Open Access Original Research Article

Monitoring of the Project to Convert Cereal Production into Olive Plantations in the Province of Tetouan (Northern Morocco)

Ettakifi Hajar, Barbara Hicham, El Bouzdoudi Brahim, Errabii Tomader, El Kbiach Mohammed L’bachir

Journal of Agriculture and Ecology Research International, Page 1-16
DOI: 10.9734/jaeri/2019/v20i330114

The agricultural sector occupies an important economic and social position in Morocco. In this sense, in recent years our country has adopted a new strategy for the agricultural sector called the "Green Morocco Plan". This plan is based on two pillars, the first is that which provides agriculture with high added value, high productivity, and competitiveness, the second is that which offers solidarity-based agriculture, based on the fight against poverty, increasing the income of small farmers, particularly in disadvantaged areas (such as unfavourable stock areas, mountains or oases, plains and plateaus in semi-arid regions).

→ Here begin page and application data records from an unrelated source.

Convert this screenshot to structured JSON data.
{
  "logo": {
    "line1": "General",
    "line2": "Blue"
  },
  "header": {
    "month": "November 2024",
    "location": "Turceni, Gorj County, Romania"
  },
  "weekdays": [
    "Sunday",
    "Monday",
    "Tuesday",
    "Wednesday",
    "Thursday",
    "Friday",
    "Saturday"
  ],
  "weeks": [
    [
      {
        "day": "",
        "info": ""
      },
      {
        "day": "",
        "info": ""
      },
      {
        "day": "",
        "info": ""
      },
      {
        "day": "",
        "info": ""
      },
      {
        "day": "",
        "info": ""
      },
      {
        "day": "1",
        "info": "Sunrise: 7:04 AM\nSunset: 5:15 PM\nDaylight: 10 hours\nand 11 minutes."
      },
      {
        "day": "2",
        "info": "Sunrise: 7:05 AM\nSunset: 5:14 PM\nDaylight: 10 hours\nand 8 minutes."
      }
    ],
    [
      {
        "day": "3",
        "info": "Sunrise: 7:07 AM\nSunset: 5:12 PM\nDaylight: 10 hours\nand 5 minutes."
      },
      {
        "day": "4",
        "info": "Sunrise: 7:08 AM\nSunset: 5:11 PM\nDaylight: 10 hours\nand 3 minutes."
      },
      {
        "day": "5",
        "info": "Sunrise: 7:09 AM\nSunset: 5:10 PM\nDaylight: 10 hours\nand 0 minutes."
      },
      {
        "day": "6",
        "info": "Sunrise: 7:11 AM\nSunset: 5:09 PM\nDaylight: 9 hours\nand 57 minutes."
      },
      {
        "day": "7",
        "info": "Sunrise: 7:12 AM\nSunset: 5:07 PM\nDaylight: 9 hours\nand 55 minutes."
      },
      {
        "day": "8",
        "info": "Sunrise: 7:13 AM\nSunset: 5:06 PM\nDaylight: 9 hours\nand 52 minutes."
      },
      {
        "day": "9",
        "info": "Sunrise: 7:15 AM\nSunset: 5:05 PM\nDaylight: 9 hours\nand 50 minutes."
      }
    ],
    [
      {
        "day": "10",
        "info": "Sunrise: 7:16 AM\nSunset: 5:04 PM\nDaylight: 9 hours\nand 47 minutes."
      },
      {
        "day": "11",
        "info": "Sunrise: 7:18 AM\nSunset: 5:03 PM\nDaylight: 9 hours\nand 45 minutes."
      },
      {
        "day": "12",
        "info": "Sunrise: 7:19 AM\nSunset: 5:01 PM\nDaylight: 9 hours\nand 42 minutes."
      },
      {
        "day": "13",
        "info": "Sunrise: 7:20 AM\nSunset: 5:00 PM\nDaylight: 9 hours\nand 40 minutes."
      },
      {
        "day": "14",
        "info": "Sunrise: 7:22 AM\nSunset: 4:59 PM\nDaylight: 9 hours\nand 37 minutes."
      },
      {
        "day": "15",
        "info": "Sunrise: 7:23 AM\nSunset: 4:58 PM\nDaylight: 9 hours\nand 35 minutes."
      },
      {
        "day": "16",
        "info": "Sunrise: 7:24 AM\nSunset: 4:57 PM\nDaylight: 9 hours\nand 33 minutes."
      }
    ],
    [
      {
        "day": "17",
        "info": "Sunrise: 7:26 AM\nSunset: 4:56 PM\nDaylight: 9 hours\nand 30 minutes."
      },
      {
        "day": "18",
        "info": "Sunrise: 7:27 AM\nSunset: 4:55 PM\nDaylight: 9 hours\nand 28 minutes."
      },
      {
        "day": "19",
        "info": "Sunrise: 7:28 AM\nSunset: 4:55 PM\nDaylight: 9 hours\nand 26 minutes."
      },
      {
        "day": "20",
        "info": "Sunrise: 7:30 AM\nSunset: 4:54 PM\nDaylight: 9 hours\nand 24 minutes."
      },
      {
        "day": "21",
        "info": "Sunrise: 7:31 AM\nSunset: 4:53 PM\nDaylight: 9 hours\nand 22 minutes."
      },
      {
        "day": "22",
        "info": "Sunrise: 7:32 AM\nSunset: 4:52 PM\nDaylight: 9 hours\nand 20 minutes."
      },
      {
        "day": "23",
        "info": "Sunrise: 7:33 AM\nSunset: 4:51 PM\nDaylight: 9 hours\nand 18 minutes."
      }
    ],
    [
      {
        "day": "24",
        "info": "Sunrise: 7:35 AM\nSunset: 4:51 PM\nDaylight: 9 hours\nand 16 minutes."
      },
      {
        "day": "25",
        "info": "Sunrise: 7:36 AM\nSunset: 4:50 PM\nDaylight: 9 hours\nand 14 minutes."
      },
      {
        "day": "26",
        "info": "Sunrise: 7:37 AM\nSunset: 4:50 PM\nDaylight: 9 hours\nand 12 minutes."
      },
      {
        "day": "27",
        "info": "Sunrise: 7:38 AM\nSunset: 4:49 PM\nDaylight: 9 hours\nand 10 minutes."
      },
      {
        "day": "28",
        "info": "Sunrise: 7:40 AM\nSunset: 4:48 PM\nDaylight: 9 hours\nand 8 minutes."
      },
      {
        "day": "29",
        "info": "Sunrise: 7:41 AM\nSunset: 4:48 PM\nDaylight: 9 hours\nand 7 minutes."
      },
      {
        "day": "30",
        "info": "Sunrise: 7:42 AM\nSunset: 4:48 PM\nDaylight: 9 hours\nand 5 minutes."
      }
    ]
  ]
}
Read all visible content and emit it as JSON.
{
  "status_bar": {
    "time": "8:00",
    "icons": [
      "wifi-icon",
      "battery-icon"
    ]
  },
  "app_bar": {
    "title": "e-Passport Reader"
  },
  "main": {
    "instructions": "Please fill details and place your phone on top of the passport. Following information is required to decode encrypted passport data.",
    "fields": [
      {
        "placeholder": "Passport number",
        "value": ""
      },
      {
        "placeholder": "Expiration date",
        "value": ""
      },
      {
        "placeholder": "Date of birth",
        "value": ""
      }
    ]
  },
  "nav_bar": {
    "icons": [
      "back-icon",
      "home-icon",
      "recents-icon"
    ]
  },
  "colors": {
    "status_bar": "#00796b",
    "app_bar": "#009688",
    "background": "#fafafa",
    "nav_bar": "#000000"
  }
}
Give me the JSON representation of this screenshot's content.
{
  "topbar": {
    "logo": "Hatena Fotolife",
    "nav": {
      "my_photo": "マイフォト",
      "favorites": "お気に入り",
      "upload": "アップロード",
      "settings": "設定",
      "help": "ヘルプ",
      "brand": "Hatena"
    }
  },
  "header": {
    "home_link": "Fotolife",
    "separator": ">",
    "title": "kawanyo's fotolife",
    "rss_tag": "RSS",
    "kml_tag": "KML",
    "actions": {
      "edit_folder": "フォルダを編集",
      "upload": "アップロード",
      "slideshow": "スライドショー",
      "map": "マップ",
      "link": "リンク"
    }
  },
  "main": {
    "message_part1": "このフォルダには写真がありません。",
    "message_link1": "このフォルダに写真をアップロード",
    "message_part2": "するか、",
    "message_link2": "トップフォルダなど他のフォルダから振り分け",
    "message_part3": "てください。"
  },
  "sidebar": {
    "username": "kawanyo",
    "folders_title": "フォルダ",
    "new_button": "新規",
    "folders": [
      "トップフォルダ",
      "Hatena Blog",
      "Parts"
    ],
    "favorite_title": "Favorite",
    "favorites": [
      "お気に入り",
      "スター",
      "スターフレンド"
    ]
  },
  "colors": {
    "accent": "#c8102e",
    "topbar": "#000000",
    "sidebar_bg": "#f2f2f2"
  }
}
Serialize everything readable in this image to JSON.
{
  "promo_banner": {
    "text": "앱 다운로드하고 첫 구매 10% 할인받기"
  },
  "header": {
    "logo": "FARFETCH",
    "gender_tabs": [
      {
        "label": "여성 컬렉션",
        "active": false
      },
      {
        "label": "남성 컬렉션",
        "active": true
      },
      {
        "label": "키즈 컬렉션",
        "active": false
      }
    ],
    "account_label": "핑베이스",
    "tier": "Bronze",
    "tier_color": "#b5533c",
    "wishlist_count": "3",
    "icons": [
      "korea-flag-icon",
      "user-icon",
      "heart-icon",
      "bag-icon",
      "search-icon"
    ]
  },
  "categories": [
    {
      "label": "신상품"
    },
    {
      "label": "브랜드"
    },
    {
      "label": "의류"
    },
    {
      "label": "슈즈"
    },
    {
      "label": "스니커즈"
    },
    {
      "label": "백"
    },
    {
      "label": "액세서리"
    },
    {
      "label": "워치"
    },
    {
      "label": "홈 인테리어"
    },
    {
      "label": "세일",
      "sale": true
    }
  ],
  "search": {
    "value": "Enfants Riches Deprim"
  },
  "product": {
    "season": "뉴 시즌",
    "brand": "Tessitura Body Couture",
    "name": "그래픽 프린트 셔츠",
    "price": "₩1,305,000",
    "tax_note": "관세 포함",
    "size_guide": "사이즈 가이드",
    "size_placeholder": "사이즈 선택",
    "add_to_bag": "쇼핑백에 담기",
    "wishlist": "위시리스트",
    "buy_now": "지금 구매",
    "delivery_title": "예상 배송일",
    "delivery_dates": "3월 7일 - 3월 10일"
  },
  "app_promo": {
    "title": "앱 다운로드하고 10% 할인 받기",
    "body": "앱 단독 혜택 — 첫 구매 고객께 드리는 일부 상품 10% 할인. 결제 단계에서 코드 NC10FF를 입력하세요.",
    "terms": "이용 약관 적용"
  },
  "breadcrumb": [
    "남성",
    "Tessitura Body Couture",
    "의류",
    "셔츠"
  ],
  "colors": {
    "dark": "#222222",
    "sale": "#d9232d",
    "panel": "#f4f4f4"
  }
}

In our present study, we are particularly interested in the project to convert 760 ha of cereal crops into olive groves in the province of Tetouan. On the one hand, all stages of olive tree planting in cereal crops were monitored, as well as a comparison of yields, area, income, productivity and employment before and after the project was carried out. And on the other hand, an analysis of the various positive (social, economic and environmental) and negative (ecological) impacts of the project on the rural population in the province of Tetouan and on the environment in general. On the contrary, this project encountered several constraints, including natural, economic and social constraints.